The Reason for God: Belief in an Age of Skepticism by Tim Keller
For the last two decades Tim Keller has ministered in Manhattan to reach an educated and largely unchurched urban population. In this book he draws on his experience to discuss seven common questions posed to deconstruct Christian belief, demonstrating that none of these need be “deal breakers.” He then spends the second half of the book reconstructing “The Reason for God” and of course, the orthodox Christian faith.
The book is revisited in more detail in a second series of posts.

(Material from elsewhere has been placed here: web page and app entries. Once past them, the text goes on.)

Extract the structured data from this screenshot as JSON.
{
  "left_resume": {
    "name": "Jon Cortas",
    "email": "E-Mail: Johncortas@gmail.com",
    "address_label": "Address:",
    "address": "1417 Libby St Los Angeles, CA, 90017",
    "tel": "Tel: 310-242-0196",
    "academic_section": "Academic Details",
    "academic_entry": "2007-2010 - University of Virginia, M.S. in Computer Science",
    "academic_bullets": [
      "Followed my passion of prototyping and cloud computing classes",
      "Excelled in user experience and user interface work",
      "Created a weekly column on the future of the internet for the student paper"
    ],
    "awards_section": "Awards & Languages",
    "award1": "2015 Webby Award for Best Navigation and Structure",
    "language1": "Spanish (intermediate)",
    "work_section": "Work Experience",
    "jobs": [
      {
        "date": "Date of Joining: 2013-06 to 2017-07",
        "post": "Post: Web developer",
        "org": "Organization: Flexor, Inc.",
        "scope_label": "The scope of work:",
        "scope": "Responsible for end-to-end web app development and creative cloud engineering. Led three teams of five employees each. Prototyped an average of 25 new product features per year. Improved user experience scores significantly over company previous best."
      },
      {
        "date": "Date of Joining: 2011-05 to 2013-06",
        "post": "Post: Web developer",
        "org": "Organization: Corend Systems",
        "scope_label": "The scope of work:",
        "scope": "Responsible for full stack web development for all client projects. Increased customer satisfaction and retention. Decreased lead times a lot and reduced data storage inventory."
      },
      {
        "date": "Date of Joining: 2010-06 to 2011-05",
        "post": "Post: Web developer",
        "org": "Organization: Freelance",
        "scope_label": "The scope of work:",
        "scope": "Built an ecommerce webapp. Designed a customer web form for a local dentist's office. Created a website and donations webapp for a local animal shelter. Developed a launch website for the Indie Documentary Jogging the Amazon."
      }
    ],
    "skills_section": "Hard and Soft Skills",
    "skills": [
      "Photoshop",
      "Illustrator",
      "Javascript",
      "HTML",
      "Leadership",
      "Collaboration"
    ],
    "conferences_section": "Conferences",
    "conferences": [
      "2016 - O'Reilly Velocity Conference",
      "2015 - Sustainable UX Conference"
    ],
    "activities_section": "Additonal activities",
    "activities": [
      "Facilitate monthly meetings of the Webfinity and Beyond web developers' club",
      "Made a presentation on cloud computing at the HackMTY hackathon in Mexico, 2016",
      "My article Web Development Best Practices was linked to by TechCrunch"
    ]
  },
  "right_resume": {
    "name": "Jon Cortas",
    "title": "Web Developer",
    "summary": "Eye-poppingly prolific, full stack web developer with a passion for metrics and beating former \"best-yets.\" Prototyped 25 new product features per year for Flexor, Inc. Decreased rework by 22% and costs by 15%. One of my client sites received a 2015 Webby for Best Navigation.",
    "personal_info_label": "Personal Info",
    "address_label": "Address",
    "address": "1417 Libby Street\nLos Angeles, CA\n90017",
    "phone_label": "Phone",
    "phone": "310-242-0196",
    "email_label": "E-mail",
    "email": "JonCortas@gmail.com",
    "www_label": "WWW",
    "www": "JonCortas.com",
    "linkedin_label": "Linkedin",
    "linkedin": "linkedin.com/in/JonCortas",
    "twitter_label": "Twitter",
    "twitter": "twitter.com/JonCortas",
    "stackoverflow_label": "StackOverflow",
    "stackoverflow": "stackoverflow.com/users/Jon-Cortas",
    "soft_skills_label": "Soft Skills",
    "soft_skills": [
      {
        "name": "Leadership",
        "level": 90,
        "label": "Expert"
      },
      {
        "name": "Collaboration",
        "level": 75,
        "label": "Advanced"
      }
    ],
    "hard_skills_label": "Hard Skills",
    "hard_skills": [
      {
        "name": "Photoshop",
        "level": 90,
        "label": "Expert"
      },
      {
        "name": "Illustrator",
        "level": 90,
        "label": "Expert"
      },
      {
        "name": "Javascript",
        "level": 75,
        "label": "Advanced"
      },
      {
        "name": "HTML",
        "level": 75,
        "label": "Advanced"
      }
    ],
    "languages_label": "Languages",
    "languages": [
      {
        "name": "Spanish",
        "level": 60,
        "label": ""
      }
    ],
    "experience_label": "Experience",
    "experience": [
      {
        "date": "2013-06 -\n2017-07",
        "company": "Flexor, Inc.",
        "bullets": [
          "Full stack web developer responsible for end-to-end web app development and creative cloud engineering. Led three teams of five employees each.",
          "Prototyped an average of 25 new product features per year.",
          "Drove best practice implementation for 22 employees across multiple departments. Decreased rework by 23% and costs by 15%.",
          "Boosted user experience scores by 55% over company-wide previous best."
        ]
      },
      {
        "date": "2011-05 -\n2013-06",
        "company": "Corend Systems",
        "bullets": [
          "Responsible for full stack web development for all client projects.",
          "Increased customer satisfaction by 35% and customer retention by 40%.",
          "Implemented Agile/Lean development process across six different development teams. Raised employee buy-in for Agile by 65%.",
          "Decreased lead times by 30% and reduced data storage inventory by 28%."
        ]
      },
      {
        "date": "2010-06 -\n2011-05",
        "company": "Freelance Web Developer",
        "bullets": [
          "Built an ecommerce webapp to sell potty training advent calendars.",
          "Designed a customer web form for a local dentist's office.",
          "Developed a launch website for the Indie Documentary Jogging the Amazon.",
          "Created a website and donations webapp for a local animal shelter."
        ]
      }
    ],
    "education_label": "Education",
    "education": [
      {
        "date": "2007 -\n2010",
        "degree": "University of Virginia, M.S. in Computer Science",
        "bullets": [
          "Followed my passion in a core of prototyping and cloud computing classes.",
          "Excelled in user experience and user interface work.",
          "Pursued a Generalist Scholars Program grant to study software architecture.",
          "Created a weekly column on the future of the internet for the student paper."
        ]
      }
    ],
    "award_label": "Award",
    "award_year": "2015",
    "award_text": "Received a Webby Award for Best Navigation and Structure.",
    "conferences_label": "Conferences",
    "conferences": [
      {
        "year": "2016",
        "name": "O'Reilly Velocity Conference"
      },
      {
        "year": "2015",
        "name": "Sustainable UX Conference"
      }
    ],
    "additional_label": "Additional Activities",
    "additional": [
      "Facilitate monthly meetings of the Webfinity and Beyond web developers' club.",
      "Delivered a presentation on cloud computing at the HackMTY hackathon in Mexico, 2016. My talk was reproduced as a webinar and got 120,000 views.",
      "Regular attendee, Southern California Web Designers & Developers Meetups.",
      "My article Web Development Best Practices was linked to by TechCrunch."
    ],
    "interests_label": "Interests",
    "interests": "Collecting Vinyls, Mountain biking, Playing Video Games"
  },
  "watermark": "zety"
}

Posts: In an Age of Skepticism, All Religion is Culturally Conditioned Truth, How Could a Good God Allow Suffering?, Absolute Truth is the Enemy of Freedom, (In)Justice in Jesus’s Name, Revisiting Hell, I Believe in Genesis, You Can’t Take the Bible Literally – Right?, The Historic Christian Faith, Echoes of a Voice, Keller and THE PROBLEM, Cosmic Consequences?, Gospel or Religion, The (True?) Story of the Cross, The Reality of the Resurrection, The Divine Dance, Now What?
The Future of Faith by Harvey Cox
Cox is the Hollis Professor of Divinity emeritus at Harvard and is best known for his 1965 book The Secular City. He also wrote When Jesus Came to Harvard: Making Moral Choices Today, a very thoughtful and thought provoking book. The Future of Faith explores the trends that Cox sees in the history of the church and his thoughts on the future of faith, including Christian faith. From his very liberal perspective – the future “Age of the Spirit” is both a good thing (away from the legalism of conservative Chrisitanity) and a bad thing (too many non western Christians actually take the Bible and the supernatural seriously).
From the Publishers description: Lifelong educator Mary Poplin, after experiencing a newfound awakening to faith, sent a letter to Calcutta asking if she could visit Mother Teresa and volunteer with the Missionaries of Charity. She received a response saying, “You are welcome to share in our works of love for the poorest of the poor.” This book describes her experiences and her realization that she could “find her Calcutta” in her home surroundings at the University.
God is Red by Liao Yiwu.
Liao Yiwu is a Chinese dissident, critical of the communist regime. In his travels around China he interviewed a number of Chinese Christians, many of whom were persecuted quite severely for their faith. He is not a Christian, but their stories interested him. He starts with a doctor who left the halls of academe to serve the poor, but from here he moves to relate the accounts of many who suffered after the communist victory and in the cultural revolution, including several who were executed. This is an interesting portrait of Christian faith through the eyes of an outsider.